p.s. I turned on the built-in firewall in Linux Mint for good measure though even though I probably don’t need it because of the router. but it won’t hurt anything, so I figured it’s still a good idea as a ‘just in case’ sort of thing.
A few years ago The University of Texas at Austin ran an experiment. They took a clean Windows system and put it on the internet (what is called a “Honeypot” computer) and recorded how long it took for the first hack penetration attempts to happen. The time? ELEVEN SECONDS!!! [By the way, this is way up from a similar test about five years before, when it took 45 seconds before someone (something) tried to infect them.]
Yep. I recall that test. I don’t recall it being seconds, but it was definitely frighteningly fast.
My router emails the router log when it fills. Today after 5 hours, 55 minutes the log contained 897 hits from an IP address that is listed as part of my ISP. Over 40 logs have been sent to their abuse address. According to their abuse web site, they say they want logs. I’ve also discovered that several of the people in tech support do not have a clue about what is going on. “DoS” is something most have never heard of. The solution is to “Change your modem. That may change your IP address and solve the issue.” Changing the modem does nothing. However, changing the MAC address of the router does. However, after getting a new IP address, it was hit before the router could assign an IP address to the computer.
The ISP confirmed that with one IP hits were coming from a foreign government. Some of them were occurring in 1-5 second intervals. The were from all addresses in the 4th octet of the domain, 0-255.
My email client files the logs in a folder for that router.
I tried an experiment by putting a retired router between the modem and my existing router. i.e. Two routers are used. The inside router usually contains DHCP assignments, and time sync. However, there have been a some “ACK Scan” from some external addresses for port 443. To the best of my knowledge the first router does not have any ports open. I am at a loss about these hits on the 2nd router.

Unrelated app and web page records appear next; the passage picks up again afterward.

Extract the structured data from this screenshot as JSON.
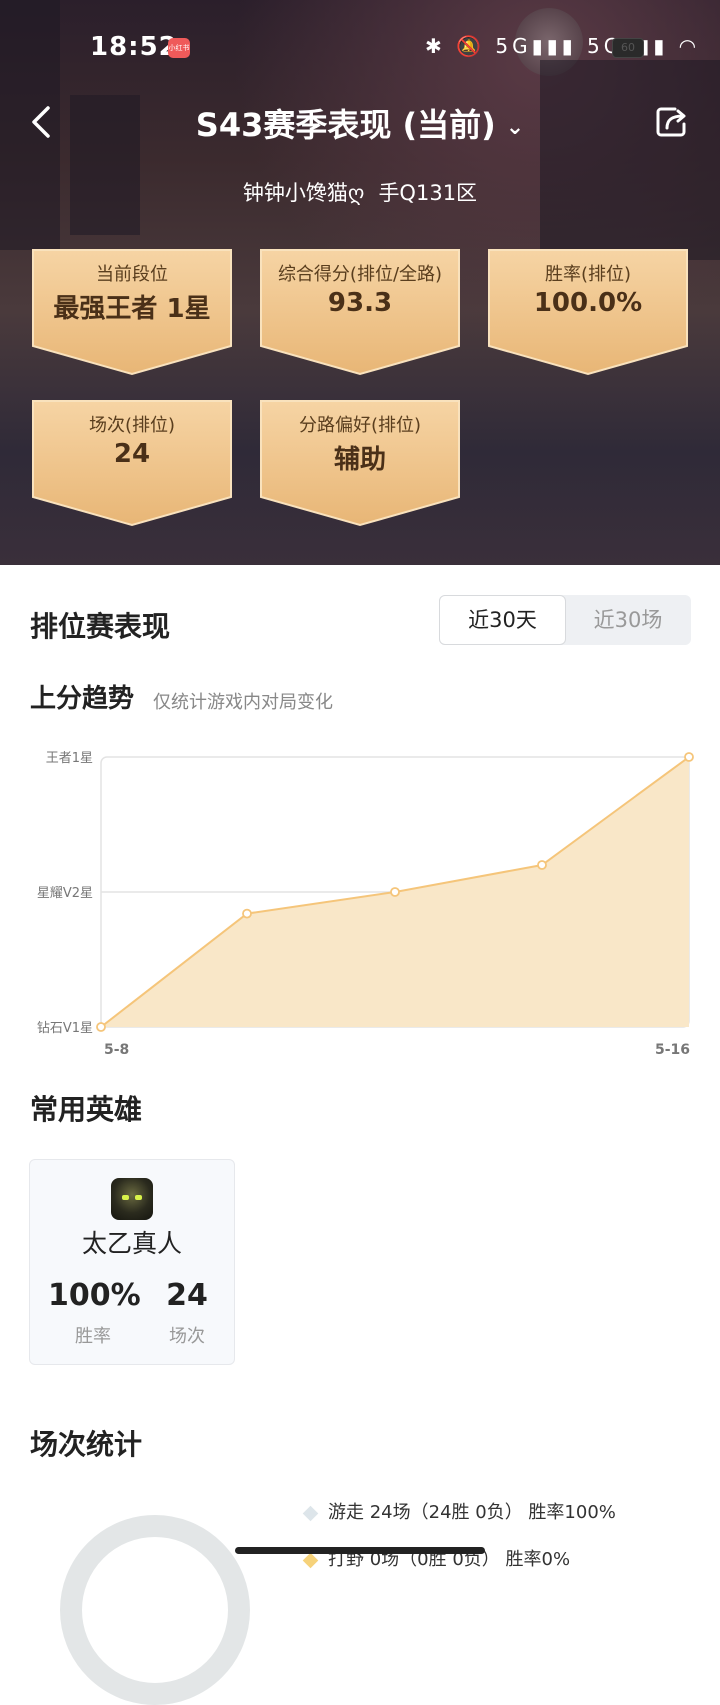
{
  "status_bar": {
    "time": "18:52",
    "notif_app": "小红书",
    "indicators": "✱ 🔕 5G▮▮▮ 5G▮▮▮ ◠",
    "battery": "60"
  },
  "header": {
    "title": "S43赛季表现 (当前)",
    "chevron": "⌄",
    "player": "钟钟小馋猫ღ",
    "server": "手Q131区"
  },
  "stat_cards": [
    {
      "label": "当前段位",
      "value": "最强王者 1星"
    },
    {
      "label": "综合得分(排位/全路)",
      "value": "93.3"
    },
    {
      "label": "胜率(排位)",
      "value": "100.0%"
    },
    {
      "label": "场次(排位)",
      "value": "24"
    },
    {
      "label": "分路偏好(排位)",
      "value": "辅助"
    }
  ],
  "ranked": {
    "title": "排位赛表现",
    "tabs": [
      {
        "label": "近30天",
        "active": true
      },
      {
        "label": "近30场",
        "active": false
      }
    ]
  },
  "trend": {
    "title": "上分趋势",
    "subtitle": "仅统计游戏内对局变化"
  },
  "chart_data": {
    "type": "area",
    "x": [
      "5-8",
      "",
      "",
      "",
      "5-16"
    ],
    "y_ticks": [
      "钻石V1星",
      "星耀V2星",
      "王者1星"
    ],
    "values": [
      0,
      0.84,
      1.0,
      1.2,
      2.0
    ],
    "ylim": [
      0,
      2
    ],
    "x_tick_labels": [
      "5-8",
      "5-16"
    ],
    "color": "#f5c57a",
    "fill": "#f9e7c8",
    "grid": true
  },
  "heroes": {
    "title": "常用英雄",
    "items": [
      {
        "name": "太乙真人",
        "winrate": "100%",
        "winrate_label": "胜率",
        "games": "24",
        "games_label": "场次"
      }
    ]
  },
  "match_stats": {
    "title": "场次统计",
    "legend": [
      {
        "text": "游走 24场（24胜 0负） 胜率100%",
        "color": "#dde5ea"
      },
      {
        "text": "打野 0场（0胜 0负） 胜率0%",
        "color": "#f6d27a"
      }
    ]
  }
}
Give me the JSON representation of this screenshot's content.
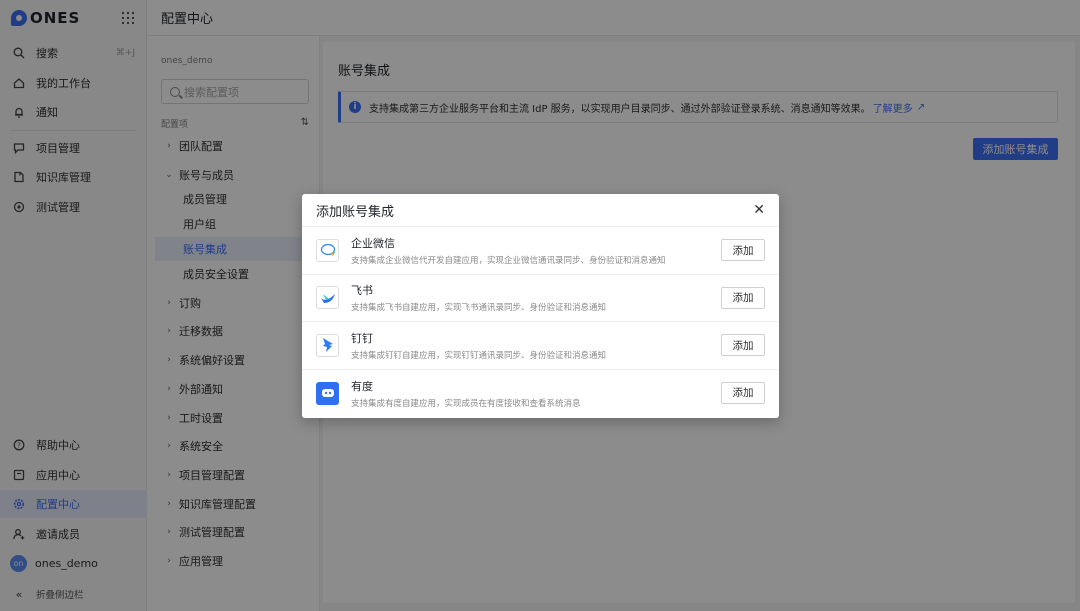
{
  "app": {
    "logo_text": "ONES"
  },
  "sidebar": {
    "top_items": [
      {
        "label": "搜索",
        "icon": "search-icon",
        "shortcut": "⌘+J"
      },
      {
        "label": "我的工作台",
        "icon": "home-icon"
      },
      {
        "label": "通知",
        "icon": "bell-icon"
      }
    ],
    "product_items": [
      {
        "label": "项目管理",
        "icon": "project-icon"
      },
      {
        "label": "知识库管理",
        "icon": "wiki-icon"
      },
      {
        "label": "测试管理",
        "icon": "test-icon"
      }
    ],
    "bottom_items": [
      {
        "label": "帮助中心",
        "icon": "help-icon"
      },
      {
        "label": "应用中心",
        "icon": "app-center-icon"
      },
      {
        "label": "配置中心",
        "icon": "settings-icon",
        "active": true
      },
      {
        "label": "邀请成员",
        "icon": "invite-user-icon"
      }
    ],
    "user": {
      "avatar_text": "on",
      "name": "ones_demo"
    },
    "collapse_label": "折叠侧边栏"
  },
  "header": {
    "title": "配置中心"
  },
  "settings_nav": {
    "org_name": "ones_demo",
    "search_placeholder": "搜索配置项",
    "section_label": "配置项",
    "items": [
      {
        "label": "团队配置",
        "expanded": false
      },
      {
        "label": "账号与成员",
        "expanded": true,
        "children": [
          {
            "label": "成员管理"
          },
          {
            "label": "用户组"
          },
          {
            "label": "账号集成",
            "active": true
          },
          {
            "label": "成员安全设置"
          }
        ]
      },
      {
        "label": "订购"
      },
      {
        "label": "迁移数据"
      },
      {
        "label": "系统偏好设置"
      },
      {
        "label": "外部通知"
      },
      {
        "label": "工时设置"
      },
      {
        "label": "系统安全"
      },
      {
        "label": "项目管理配置"
      },
      {
        "label": "知识库管理配置"
      },
      {
        "label": "测试管理配置"
      },
      {
        "label": "应用管理"
      }
    ]
  },
  "main": {
    "title": "账号集成",
    "info_text": "支持集成第三方企业服务平台和主流 IdP 服务，以实现用户目录同步、通过外部验证登录系统、消息通知等效果。",
    "info_link": "了解更多",
    "add_button": "添加账号集成"
  },
  "modal": {
    "title": "添加账号集成",
    "close_icon": "close-icon",
    "rows": [
      {
        "name": "企业微信",
        "desc": "支持集成企业微信代开发自建应用，实现企业微信通讯录同步、身份验证和消息通知",
        "button": "添加",
        "icon": "wecom-icon"
      },
      {
        "name": "飞书",
        "desc": "支持集成飞书自建应用，实现飞书通讯录同步、身份验证和消息通知",
        "button": "添加",
        "icon": "feishu-icon"
      },
      {
        "name": "钉钉",
        "desc": "支持集成钉钉自建应用，实现钉钉通讯录同步、身份验证和消息通知",
        "button": "添加",
        "icon": "dingtalk-icon"
      },
      {
        "name": "有度",
        "desc": "支持集成有度自建应用，实现成员在有度接收和查看系统消息",
        "button": "添加",
        "icon": "youdu-icon"
      }
    ]
  },
  "colors": {
    "accent": "#3d6ff5"
  }
}
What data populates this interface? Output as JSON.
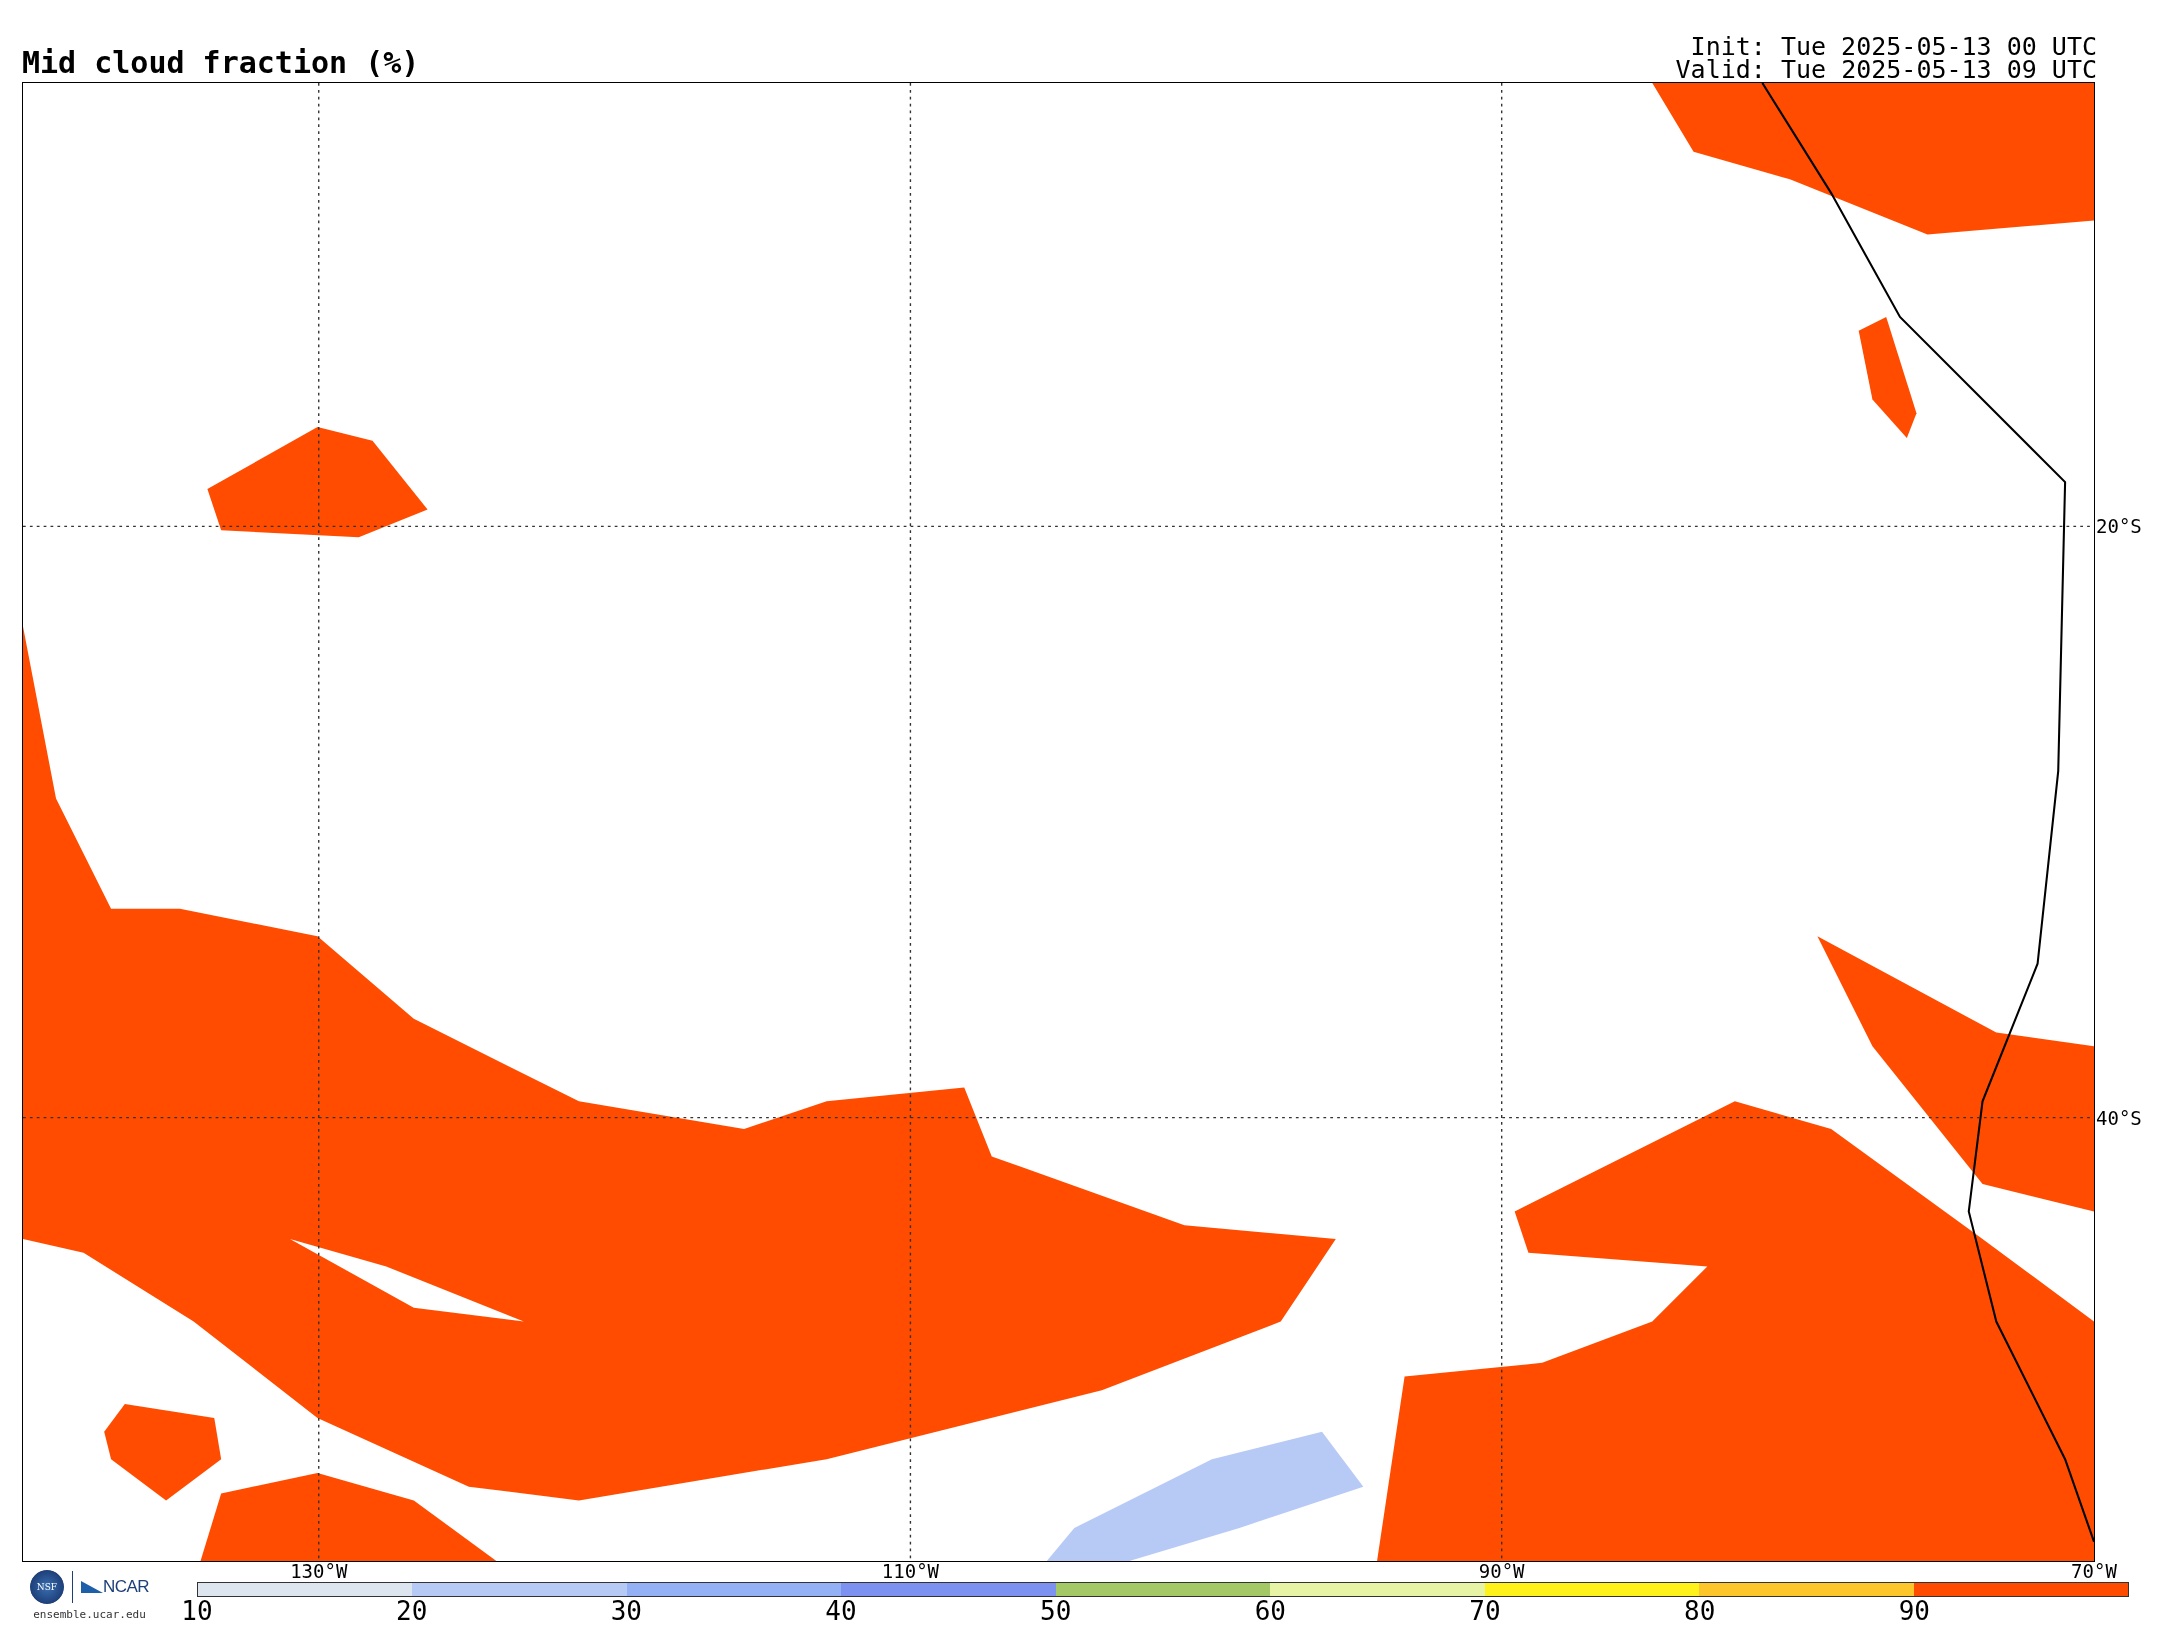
{
  "title": "Mid cloud fraction (%)",
  "init": "Init: Tue 2025-05-13 00 UTC",
  "valid": "Valid: Tue 2025-05-13 09 UTC",
  "map": {
    "lat_labels": [
      "20°S",
      "40°S"
    ],
    "lon_labels": [
      "130°W",
      "110°W",
      "90°W",
      "70°W"
    ]
  },
  "logo": {
    "nsf": "NSF",
    "ncar": "NCAR",
    "site": "ensemble.ucar.edu"
  },
  "colorbar": {
    "ticks": [
      "10",
      "20",
      "30",
      "40",
      "50",
      "60",
      "70",
      "80",
      "90"
    ],
    "segments": [
      {
        "color": "#dde6ee"
      },
      {
        "color": "#b7c9f5"
      },
      {
        "color": "#94b1f6"
      },
      {
        "color": "#7d92f0"
      },
      {
        "color": "#a4c865"
      },
      {
        "color": "#e7f3a5"
      },
      {
        "color": "#fff21a"
      },
      {
        "color": "#fdc62b"
      },
      {
        "color": "#ff4c00"
      }
    ]
  }
}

Anyway, I’ll probably keep the 2 router environment.
I see similar logs from the router at my son and dad’s home.
I’m slowly coming around to adjusting to the internet background noise.
I have a new router, better than the one my ISP provides. I am a little confused getting it all set up properly. There is another old “extender” same brand as new router, and it appears to be connected to my Internet. Should this be removed? It is at least 10 years old and just somehow found a home to attach to my network OR my hackers made some changes.
Unfortunately it’s impossible for me to say without model numbers and the actual connection specifics.